The something in your eye that distorts your vision of others is usually yourself. We are so close to ourselves, we block everything else out or we put such a personal spin on all our perceptions that what we see in others, especially to criticize, is usually about us. Thomas Aquinas put this principle of subjectivity simply: “Whatever is received into something is received according to the condition of the receiver.”
Jesus wanted his disciples to be free of this kind of self-entrapment. Not to need to pass judgement on others is a great grace and real freedom if we can do it. Judgmental people end up cornering themselves within their high standards, which requires them to keep track of other people’s faults to maintain their system of self-righteousness. Jesus saw the paralysis this created in the scribes and Pharisees. Instead of guiding people to God, they set up a thicket of rules around a wall of laws behind which God was inaccessible to everyone except the perfect.
Pope Francis made news around the world when he said, “Who am I to judge?” on a topic many others are quick to judge. If God does not judge us, who are we to judge one another? He set the tone for his papacy and central theme that God is merciful.
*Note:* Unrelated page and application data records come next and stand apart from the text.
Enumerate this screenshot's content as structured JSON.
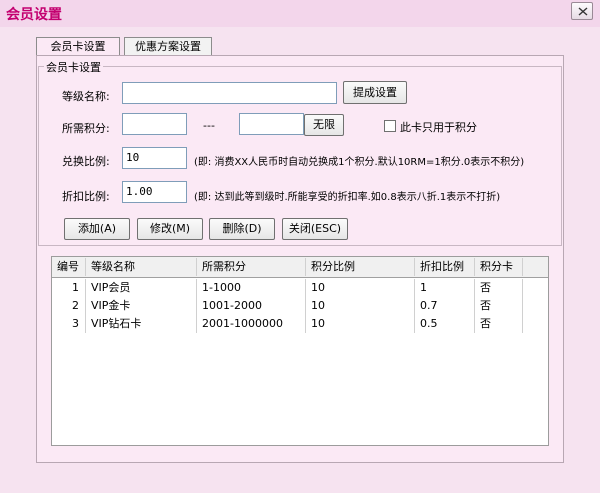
{
  "window": {
    "title": "会员设置"
  },
  "tabs": [
    {
      "label": "会员卡设置",
      "active": true
    },
    {
      "label": "优惠方案设置",
      "active": false
    }
  ],
  "group_label": "会员卡设置",
  "form": {
    "level_name_label": "等级名称:",
    "level_name_value": "",
    "preset_button": "提成设置",
    "points_label": "所需积分:",
    "points_from": "",
    "points_separator": "---",
    "points_to": "",
    "unlimited_button": "无限",
    "card_points_only_label": "此卡只用于积分",
    "ratio_label": "兑换比例:",
    "ratio_value": "10",
    "ratio_hint": "(即: 消费XX人民币时自动兑换成1个积分.默认10RM=1积分.0表示不积分)",
    "discount_label": "折扣比例:",
    "discount_value": "1.00",
    "discount_hint": "(即: 达到此等到级时.所能享受的折扣率.如0.8表示八折.1表示不打折)"
  },
  "actions": {
    "add": "添加(A)",
    "edit": "修改(M)",
    "delete": "删除(D)",
    "close": "关闭(ESC)"
  },
  "table": {
    "columns": [
      "编号",
      "等级名称",
      "所需积分",
      "积分比例",
      "折扣比例",
      "积分卡"
    ],
    "rows": [
      [
        "1",
        "VIP会员",
        "1-1000",
        "10",
        "1",
        "否"
      ],
      [
        "2",
        "VIP金卡",
        "1001-2000",
        "10",
        "0.7",
        "否"
      ],
      [
        "3",
        "VIP钻石卡",
        "2001-1000000",
        "10",
        "0.5",
        "否"
      ]
    ]
  }
}
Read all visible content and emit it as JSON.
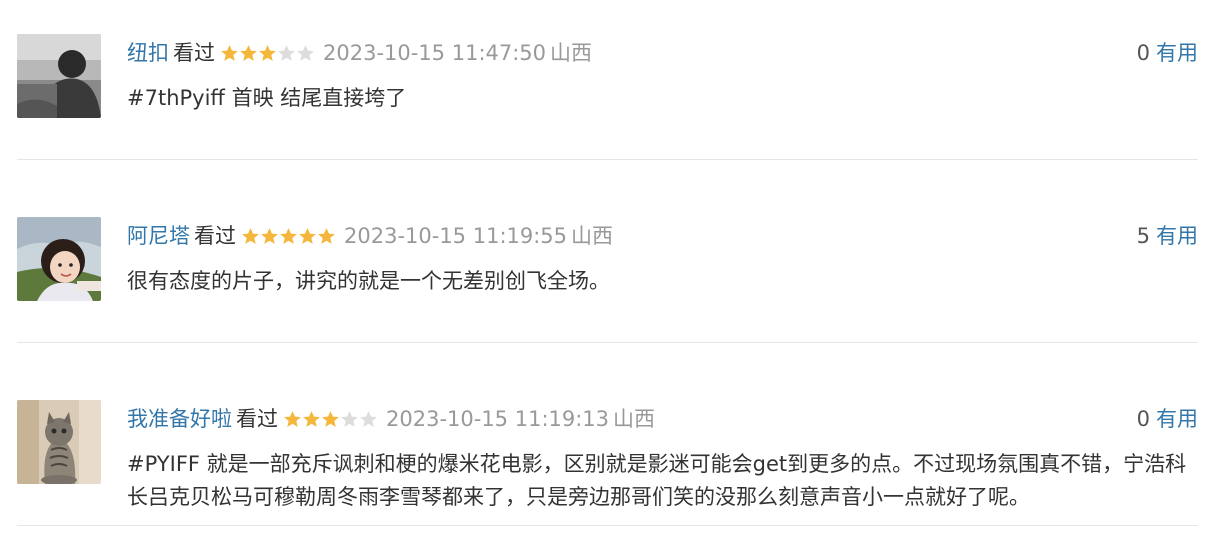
{
  "comments": [
    {
      "user": "纽扣",
      "status": "看过",
      "rating": 3,
      "time": "2023-10-15 11:47:50",
      "location": "山西",
      "votes": "0",
      "vote_label": "有用",
      "text": "#7thPyiff 首映 结尾直接垮了",
      "avatar_icon": "user-avatar-photo"
    },
    {
      "user": "阿尼塔",
      "status": "看过",
      "rating": 5,
      "time": "2023-10-15 11:19:55",
      "location": "山西",
      "votes": "5",
      "vote_label": "有用",
      "text": "很有态度的片子，讲究的就是一个无差别创飞全场。",
      "avatar_icon": "user-avatar-photo"
    },
    {
      "user": "我准备好啦",
      "status": "看过",
      "rating": 3,
      "time": "2023-10-15 11:19:13",
      "location": "山西",
      "votes": "0",
      "vote_label": "有用",
      "text": "#PYIFF 就是一部充斥讽刺和梗的爆米花电影，区别就是影迷可能会get到更多的点。不过现场氛围真不错，宁浩科长吕克贝松马可穆勒周冬雨李雪琴都来了，只是旁边那哥们笑的没那么刻意声音小一点就好了呢。",
      "avatar_icon": "cat-avatar-photo"
    }
  ],
  "colors": {
    "link": "#3377aa",
    "star_on": "#f4b73b",
    "star_off": "#dddddd",
    "meta": "#999999"
  }
}
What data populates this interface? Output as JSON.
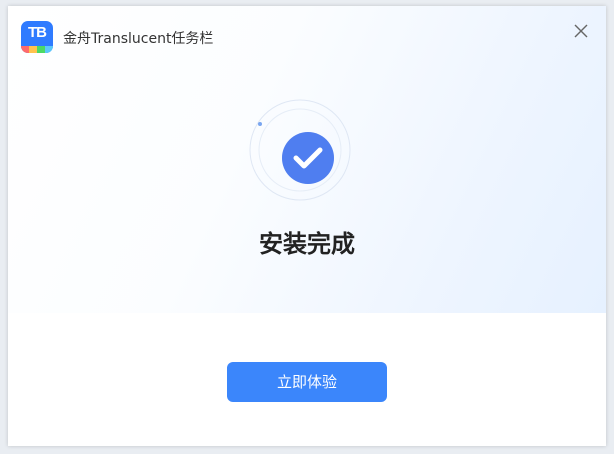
{
  "window": {
    "app_icon_text": "TB",
    "title": "金舟Translucent任务栏"
  },
  "status": {
    "title": "安装完成"
  },
  "actions": {
    "primary_label": "立即体验"
  },
  "icons": {
    "close": "close-icon",
    "success": "check-circle-icon"
  },
  "colors": {
    "accent": "#3b86fb",
    "logo_stripes": [
      "#ff6b6b",
      "#ffc34d",
      "#4cd964",
      "#5ac8fa"
    ]
  }
}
Making God the final arbiter of our systems of morality prevents us from accessing mercy when we really need it.